Your instructions: Supply the number of lines in the data below that hold "Yeti", and let that number be the whole answer.

------ Data provided

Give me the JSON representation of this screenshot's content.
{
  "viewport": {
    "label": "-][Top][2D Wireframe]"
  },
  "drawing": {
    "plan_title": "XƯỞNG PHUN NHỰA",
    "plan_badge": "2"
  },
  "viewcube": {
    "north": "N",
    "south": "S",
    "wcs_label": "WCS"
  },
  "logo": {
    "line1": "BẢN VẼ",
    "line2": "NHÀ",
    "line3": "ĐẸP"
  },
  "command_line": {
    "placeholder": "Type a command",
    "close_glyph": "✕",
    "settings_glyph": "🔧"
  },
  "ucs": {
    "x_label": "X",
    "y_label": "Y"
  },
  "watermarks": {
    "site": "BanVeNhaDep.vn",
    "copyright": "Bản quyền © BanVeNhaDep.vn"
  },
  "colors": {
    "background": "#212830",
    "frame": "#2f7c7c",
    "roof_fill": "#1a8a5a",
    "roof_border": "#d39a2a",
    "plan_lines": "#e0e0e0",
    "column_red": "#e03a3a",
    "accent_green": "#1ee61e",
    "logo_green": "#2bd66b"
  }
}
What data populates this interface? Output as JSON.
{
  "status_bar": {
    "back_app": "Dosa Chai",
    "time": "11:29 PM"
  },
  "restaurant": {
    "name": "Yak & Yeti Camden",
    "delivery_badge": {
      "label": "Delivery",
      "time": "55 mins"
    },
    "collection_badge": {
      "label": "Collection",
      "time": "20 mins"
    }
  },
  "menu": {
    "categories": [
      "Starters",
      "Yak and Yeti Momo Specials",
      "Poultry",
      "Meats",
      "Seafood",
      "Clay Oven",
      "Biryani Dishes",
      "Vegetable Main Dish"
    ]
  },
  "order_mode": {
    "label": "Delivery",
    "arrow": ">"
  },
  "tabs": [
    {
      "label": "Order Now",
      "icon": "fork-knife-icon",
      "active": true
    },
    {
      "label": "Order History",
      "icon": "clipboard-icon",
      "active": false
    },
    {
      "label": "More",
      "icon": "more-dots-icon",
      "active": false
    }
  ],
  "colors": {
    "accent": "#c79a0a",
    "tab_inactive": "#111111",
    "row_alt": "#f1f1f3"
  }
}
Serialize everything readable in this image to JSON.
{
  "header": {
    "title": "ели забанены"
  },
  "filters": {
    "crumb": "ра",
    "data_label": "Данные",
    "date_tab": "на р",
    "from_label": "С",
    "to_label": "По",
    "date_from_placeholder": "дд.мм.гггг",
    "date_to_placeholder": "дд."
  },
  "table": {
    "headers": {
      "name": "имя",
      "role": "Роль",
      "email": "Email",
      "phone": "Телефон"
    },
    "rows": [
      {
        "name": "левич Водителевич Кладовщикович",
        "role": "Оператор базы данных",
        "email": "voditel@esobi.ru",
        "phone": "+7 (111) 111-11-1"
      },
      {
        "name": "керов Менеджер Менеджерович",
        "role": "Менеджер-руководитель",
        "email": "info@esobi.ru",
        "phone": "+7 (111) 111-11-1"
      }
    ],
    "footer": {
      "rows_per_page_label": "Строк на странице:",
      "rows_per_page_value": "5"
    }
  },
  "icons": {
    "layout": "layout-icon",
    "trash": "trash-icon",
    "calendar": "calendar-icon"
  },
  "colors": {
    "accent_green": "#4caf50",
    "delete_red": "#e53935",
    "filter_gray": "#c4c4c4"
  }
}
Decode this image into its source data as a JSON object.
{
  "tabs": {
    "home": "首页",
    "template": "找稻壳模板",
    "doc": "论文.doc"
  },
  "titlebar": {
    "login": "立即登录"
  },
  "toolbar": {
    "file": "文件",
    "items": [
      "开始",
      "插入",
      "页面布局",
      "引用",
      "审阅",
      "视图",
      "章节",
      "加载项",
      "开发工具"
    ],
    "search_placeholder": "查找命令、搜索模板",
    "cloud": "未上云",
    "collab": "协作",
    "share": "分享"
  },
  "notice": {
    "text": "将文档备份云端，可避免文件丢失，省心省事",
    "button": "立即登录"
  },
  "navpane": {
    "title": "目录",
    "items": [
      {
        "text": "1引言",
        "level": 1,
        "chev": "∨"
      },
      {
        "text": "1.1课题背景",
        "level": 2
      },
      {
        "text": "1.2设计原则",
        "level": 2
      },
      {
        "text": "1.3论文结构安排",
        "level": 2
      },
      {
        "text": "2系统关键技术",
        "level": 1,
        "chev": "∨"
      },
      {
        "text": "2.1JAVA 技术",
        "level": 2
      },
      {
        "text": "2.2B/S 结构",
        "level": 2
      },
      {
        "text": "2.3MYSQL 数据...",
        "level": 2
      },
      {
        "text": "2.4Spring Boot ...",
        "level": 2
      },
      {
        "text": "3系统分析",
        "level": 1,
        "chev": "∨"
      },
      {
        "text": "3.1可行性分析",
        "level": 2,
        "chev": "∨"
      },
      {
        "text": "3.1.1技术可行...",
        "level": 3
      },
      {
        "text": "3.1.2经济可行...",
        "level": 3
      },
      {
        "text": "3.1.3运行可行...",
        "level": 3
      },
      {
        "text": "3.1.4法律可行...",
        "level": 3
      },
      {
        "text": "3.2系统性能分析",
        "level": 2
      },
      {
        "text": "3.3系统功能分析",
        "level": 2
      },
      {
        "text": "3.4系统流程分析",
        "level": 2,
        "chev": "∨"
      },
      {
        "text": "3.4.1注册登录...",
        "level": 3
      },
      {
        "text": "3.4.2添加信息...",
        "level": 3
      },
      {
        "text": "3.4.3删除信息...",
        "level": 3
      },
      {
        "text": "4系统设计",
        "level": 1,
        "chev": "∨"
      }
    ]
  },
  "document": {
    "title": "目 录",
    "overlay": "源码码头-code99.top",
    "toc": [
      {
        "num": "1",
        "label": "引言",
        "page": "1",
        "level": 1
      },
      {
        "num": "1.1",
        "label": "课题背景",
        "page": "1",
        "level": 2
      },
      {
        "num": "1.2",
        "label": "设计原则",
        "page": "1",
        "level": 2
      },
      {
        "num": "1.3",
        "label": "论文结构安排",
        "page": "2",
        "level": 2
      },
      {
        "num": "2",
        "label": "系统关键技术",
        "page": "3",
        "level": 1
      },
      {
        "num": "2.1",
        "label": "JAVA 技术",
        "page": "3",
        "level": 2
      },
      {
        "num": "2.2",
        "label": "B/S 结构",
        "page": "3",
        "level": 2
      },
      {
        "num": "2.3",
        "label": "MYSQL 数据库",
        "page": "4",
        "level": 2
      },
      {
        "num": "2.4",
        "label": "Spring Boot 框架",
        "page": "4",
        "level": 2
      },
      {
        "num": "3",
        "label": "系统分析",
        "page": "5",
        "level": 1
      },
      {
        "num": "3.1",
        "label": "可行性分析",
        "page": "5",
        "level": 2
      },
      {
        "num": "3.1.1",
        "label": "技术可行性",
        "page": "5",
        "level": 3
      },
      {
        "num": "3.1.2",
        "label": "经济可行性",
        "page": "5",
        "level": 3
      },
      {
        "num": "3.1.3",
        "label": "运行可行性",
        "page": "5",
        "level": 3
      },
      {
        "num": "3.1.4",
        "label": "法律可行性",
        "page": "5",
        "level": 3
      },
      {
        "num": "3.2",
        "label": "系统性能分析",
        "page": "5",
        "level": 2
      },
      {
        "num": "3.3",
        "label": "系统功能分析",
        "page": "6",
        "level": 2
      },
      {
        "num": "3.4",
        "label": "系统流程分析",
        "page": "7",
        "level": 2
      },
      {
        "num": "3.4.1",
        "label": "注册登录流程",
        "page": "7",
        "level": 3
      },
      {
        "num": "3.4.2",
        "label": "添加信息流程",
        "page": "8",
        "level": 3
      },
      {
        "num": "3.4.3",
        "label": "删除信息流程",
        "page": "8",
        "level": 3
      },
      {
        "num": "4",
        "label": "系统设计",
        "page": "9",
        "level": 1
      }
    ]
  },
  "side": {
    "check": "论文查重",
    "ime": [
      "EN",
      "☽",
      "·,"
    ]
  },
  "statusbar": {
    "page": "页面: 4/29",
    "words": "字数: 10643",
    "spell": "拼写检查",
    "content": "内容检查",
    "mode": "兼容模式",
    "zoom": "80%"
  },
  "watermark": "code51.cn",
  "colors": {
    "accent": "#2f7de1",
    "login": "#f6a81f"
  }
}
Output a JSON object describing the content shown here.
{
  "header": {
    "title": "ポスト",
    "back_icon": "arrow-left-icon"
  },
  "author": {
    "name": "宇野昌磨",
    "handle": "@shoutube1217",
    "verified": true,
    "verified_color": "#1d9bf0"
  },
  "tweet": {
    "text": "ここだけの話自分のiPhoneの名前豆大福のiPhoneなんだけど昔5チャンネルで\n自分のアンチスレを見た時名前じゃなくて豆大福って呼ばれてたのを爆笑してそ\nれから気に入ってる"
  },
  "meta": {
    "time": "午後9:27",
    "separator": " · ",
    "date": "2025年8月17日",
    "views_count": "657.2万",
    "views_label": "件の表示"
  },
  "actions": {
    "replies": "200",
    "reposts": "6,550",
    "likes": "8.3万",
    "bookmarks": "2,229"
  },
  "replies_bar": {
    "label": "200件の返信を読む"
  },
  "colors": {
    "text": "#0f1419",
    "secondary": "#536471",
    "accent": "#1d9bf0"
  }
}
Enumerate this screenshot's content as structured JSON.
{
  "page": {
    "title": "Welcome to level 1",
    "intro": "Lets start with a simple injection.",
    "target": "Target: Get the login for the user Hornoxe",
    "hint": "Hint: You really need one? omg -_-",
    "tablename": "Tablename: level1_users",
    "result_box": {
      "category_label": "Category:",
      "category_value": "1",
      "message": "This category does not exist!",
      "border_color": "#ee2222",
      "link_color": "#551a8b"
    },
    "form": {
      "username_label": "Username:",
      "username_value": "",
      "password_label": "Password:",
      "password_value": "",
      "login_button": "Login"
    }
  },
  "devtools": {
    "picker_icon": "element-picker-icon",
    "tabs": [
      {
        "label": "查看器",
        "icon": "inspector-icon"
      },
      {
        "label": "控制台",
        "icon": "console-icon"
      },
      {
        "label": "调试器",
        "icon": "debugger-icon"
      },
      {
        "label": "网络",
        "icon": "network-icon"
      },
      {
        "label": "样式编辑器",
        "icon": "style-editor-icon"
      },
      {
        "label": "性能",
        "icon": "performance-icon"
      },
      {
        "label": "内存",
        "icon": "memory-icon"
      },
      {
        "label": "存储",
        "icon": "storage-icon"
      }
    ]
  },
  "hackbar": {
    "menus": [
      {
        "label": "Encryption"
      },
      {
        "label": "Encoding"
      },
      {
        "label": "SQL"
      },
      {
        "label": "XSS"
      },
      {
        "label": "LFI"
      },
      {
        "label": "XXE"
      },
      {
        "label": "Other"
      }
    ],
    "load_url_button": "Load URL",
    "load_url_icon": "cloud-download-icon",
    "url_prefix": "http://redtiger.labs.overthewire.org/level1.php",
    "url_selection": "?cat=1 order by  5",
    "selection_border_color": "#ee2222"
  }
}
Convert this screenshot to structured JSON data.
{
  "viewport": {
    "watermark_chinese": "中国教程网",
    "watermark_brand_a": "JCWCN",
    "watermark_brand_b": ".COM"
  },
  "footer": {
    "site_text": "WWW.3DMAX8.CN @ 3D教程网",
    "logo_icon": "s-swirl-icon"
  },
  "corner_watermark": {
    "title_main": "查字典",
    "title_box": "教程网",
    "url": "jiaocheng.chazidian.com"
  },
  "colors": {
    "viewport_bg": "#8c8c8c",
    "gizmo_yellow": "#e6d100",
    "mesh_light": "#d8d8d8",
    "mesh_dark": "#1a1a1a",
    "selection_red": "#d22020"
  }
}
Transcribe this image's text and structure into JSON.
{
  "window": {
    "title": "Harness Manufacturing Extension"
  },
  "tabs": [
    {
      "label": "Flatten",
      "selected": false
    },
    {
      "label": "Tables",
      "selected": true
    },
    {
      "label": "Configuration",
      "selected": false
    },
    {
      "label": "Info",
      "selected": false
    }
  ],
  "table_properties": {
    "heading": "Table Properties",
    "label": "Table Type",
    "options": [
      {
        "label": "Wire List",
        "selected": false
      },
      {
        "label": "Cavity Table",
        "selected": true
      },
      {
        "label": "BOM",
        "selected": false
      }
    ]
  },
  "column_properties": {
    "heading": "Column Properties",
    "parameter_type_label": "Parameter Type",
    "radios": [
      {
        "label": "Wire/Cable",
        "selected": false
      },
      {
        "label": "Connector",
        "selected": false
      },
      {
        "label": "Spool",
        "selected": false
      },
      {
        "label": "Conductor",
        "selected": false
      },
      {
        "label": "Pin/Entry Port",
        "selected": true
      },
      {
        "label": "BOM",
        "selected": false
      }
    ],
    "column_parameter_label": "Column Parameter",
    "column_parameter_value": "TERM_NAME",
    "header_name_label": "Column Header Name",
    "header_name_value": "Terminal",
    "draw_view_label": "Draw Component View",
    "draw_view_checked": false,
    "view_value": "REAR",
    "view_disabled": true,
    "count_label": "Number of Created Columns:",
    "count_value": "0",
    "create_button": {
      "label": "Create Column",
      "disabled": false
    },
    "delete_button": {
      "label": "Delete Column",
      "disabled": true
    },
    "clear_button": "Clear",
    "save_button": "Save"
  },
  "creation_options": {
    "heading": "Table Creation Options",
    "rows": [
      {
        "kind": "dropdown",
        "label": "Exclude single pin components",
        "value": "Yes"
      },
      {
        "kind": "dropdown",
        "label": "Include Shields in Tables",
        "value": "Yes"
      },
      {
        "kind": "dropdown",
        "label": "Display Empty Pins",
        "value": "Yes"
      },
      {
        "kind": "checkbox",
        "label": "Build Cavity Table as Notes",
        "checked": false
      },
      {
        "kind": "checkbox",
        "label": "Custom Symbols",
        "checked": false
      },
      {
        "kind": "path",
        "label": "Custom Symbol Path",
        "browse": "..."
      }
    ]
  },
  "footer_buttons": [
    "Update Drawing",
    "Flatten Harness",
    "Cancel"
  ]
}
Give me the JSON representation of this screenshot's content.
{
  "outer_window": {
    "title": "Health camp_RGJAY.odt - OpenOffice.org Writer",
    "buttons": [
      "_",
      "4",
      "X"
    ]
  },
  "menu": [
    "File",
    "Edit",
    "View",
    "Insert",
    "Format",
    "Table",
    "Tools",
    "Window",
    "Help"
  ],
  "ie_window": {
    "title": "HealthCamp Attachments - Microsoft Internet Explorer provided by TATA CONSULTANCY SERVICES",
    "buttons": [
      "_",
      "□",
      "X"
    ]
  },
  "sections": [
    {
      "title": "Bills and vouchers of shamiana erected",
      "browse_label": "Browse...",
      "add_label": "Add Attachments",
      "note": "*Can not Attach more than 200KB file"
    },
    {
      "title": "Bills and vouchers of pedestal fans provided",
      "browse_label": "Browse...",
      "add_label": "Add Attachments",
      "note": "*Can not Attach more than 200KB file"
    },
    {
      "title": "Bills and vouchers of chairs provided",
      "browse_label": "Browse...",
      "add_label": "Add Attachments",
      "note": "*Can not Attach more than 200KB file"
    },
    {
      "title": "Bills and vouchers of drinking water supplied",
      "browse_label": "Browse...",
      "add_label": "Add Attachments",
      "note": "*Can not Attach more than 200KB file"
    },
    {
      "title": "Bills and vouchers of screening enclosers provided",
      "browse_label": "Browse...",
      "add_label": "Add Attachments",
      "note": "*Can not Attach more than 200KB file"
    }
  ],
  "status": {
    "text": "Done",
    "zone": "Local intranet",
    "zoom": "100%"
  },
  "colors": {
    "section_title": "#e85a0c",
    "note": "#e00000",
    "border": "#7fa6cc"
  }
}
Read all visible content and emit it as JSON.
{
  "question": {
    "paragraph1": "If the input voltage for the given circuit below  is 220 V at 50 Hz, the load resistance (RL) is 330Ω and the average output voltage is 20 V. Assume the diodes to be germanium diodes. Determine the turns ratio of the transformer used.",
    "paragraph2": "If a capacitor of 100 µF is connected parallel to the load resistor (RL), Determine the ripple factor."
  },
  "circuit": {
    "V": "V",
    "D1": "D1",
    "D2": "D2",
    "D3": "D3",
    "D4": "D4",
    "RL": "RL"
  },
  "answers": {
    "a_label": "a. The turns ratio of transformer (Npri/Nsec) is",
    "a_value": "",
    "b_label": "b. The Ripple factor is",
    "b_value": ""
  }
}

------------

Reply: 2